• [PROBLEM STATEMENT] Which of the lines below include "Properties"? Each one should be copied out.

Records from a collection
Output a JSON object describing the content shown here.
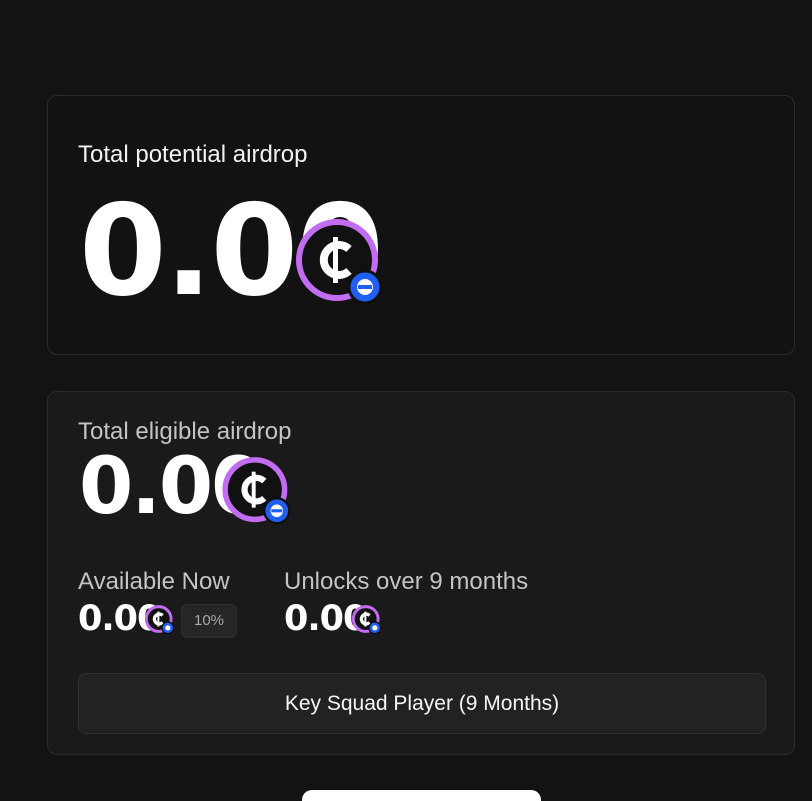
{
  "colors": {
    "page_background": "#131313",
    "coin_ring": "#c26cf2",
    "coin_badge": "#1f5ff2"
  },
  "potential": {
    "label": "Total potential airdrop",
    "amount": "0.00",
    "token_icon": "coin-icon"
  },
  "eligible": {
    "label": "Total eligible airdrop",
    "amount": "0.00",
    "token_icon": "coin-icon",
    "available": {
      "label": "Available Now",
      "amount": "0.00",
      "percent": "10%"
    },
    "unlocks": {
      "label": "Unlocks over 9 months",
      "amount": "0.00"
    },
    "tier_button": "Key Squad Player (9 Months)"
  }
}
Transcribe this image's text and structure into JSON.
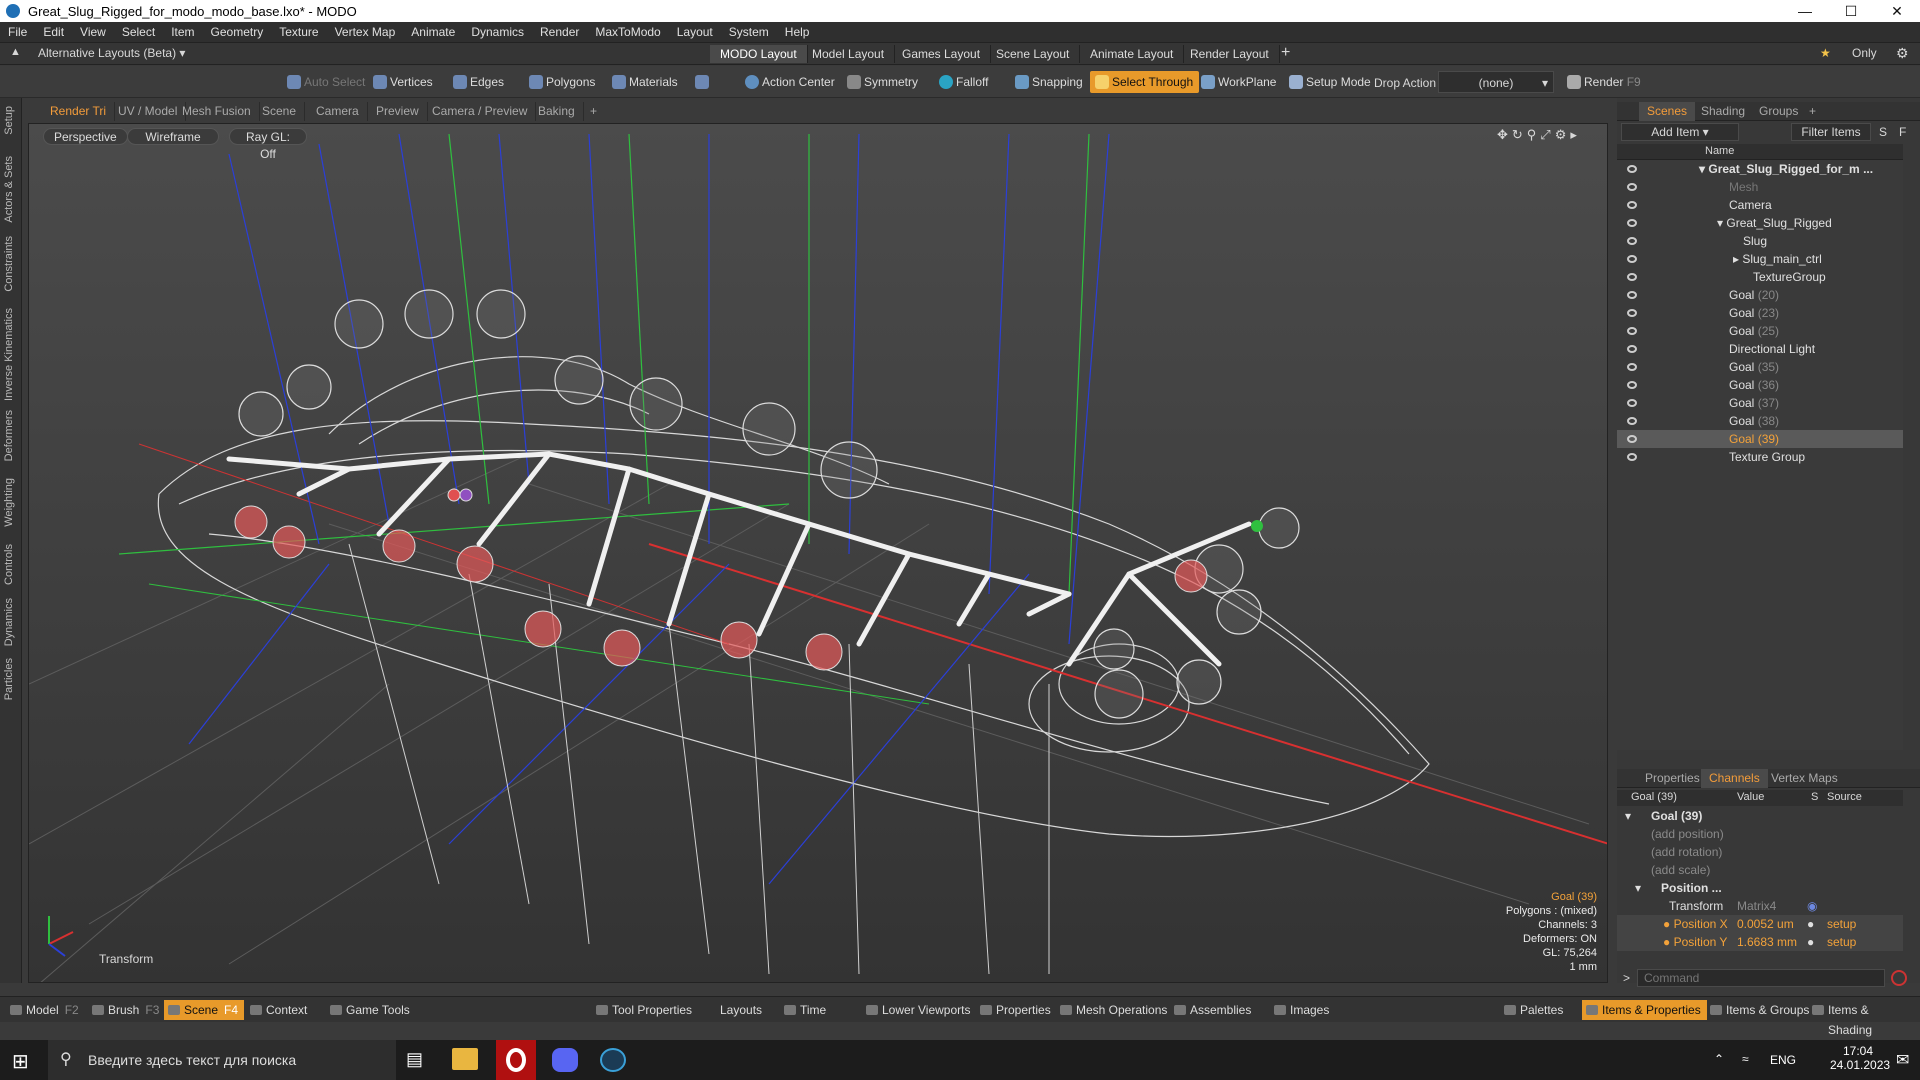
{
  "window": {
    "title": "Great_Slug_Rigged_for_modo_modo_base.lxo* - MODO"
  },
  "menu": [
    "File",
    "Edit",
    "View",
    "Select",
    "Item",
    "Geometry",
    "Texture",
    "Vertex Map",
    "Animate",
    "Dynamics",
    "Render",
    "MaxToModo",
    "Layout",
    "System",
    "Help"
  ],
  "layouts": {
    "dropdown": "Alternative Layouts (Beta)",
    "tabs": [
      "MODO Layout",
      "Model Layout",
      "Games Layout",
      "Scene Layout",
      "Animate Layout",
      "Render Layout"
    ],
    "add": "+",
    "only": "Only"
  },
  "toolbar": {
    "auto_select": "Auto Select",
    "vertices": "Vertices",
    "edges": "Edges",
    "polygons": "Polygons",
    "materials": "Materials",
    "action_center": "Action Center",
    "symmetry": "Symmetry",
    "falloff": "Falloff",
    "snapping": "Snapping",
    "select_through": "Select Through",
    "workplane": "WorkPlane",
    "setup_mode": "Setup Mode",
    "drop_action": "Drop Action",
    "none": "(none)",
    "render": "Render",
    "render_key": "F9"
  },
  "left_rail": [
    "Setup",
    "Actors & Sets",
    "Constraints",
    "Inverse Kinematics",
    "Deformers",
    "Weighting",
    "Controls",
    "Dynamics",
    "Particles"
  ],
  "viewport": {
    "tabs": [
      "Render Tri",
      "UV / Model",
      "Mesh Fusion",
      "Scene",
      "Camera",
      "Preview",
      "Camera / Preview",
      "Baking"
    ],
    "view": "Perspective",
    "shading": "Wireframe",
    "raygl": "Ray GL: Off",
    "tool_label": "Transform",
    "hud": {
      "selected": "Goal (39)",
      "polygons": "Polygons : (mixed)",
      "channels": "Channels: 3",
      "deformers": "Deformers: ON",
      "gl": "GL: 75,264",
      "scale": "1 mm"
    }
  },
  "scenes_panel": {
    "tabs": [
      "Scenes",
      "Shading",
      "Groups"
    ],
    "add_item": "Add Item",
    "filter": "Filter Items",
    "s": "S",
    "f": "F",
    "col_name": "Name",
    "items": [
      {
        "label": "Great_Slug_Rigged_for_m ...",
        "num": "",
        "indent": 0
      },
      {
        "label": "Mesh",
        "num": "",
        "indent": 1
      },
      {
        "label": "Camera",
        "num": "",
        "indent": 1
      },
      {
        "label": "Great_Slug_Rigged",
        "num": "",
        "indent": 1
      },
      {
        "label": "Slug",
        "num": "",
        "indent": 2
      },
      {
        "label": "Slug_main_ctrl",
        "num": "",
        "indent": 2
      },
      {
        "label": "TextureGroup",
        "num": "",
        "indent": 2
      },
      {
        "label": "Goal",
        "num": "(20)",
        "indent": 1
      },
      {
        "label": "Goal",
        "num": "(23)",
        "indent": 1
      },
      {
        "label": "Goal",
        "num": "(25)",
        "indent": 1
      },
      {
        "label": "Directional Light",
        "num": "",
        "indent": 1
      },
      {
        "label": "Goal",
        "num": "(35)",
        "indent": 1
      },
      {
        "label": "Goal",
        "num": "(36)",
        "indent": 1
      },
      {
        "label": "Goal",
        "num": "(37)",
        "indent": 1
      },
      {
        "label": "Goal",
        "num": "(38)",
        "indent": 1
      },
      {
        "label": "Goal",
        "num": "(39)",
        "indent": 1
      },
      {
        "label": "Texture Group",
        "num": "",
        "indent": 1
      }
    ]
  },
  "channels_panel": {
    "tabs": [
      "Properties",
      "Channels",
      "Vertex Maps"
    ],
    "header": {
      "name": "Goal (39)",
      "value": "Value",
      "s": "S",
      "source": "Source"
    },
    "root": "Goal (39)",
    "add_position": "(add position)",
    "add_rotation": "(add rotation)",
    "add_scale": "(add scale)",
    "position_group": "Position ...",
    "transform": {
      "label": "Transform",
      "value": "Matrix4"
    },
    "pos_x": {
      "label": "Position X",
      "value": "0.0052 um",
      "source": "setup"
    },
    "pos_y": {
      "label": "Position Y",
      "value": "1.6683 mm",
      "source": "setup"
    },
    "command_placeholder": "Command"
  },
  "statusbar": {
    "model": "Model",
    "model_key": "F2",
    "brush": "Brush",
    "brush_key": "F3",
    "scene": "Scene",
    "scene_key": "F4",
    "context": "Context",
    "game_tools": "Game Tools",
    "tool_properties": "Tool Properties",
    "layouts": "Layouts",
    "time": "Time",
    "lower_viewports": "Lower Viewports",
    "properties": "Properties",
    "mesh_operations": "Mesh Operations",
    "assemblies": "Assemblies",
    "images": "Images",
    "palettes": "Palettes",
    "items_properties": "Items & Properties",
    "items_groups": "Items & Groups",
    "items_shading": "Items & Shading"
  },
  "taskbar": {
    "search": "Введите здесь текст для поиска",
    "lang": "ENG",
    "time": "17:04",
    "date": "24.01.2023"
  },
  "colors": {
    "accent": "#e89a2a",
    "selection_text": "#f3a23a",
    "x_axis": "#d83030",
    "y_axis": "#2fbf3f",
    "z_axis": "#2b3fd8"
  }
}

• [YOUR RESPONSE]
      "Properties",
    "tool_properties": "Tool Properties",
    "properties": "Properties",
    "items_properties": "Items & Properties",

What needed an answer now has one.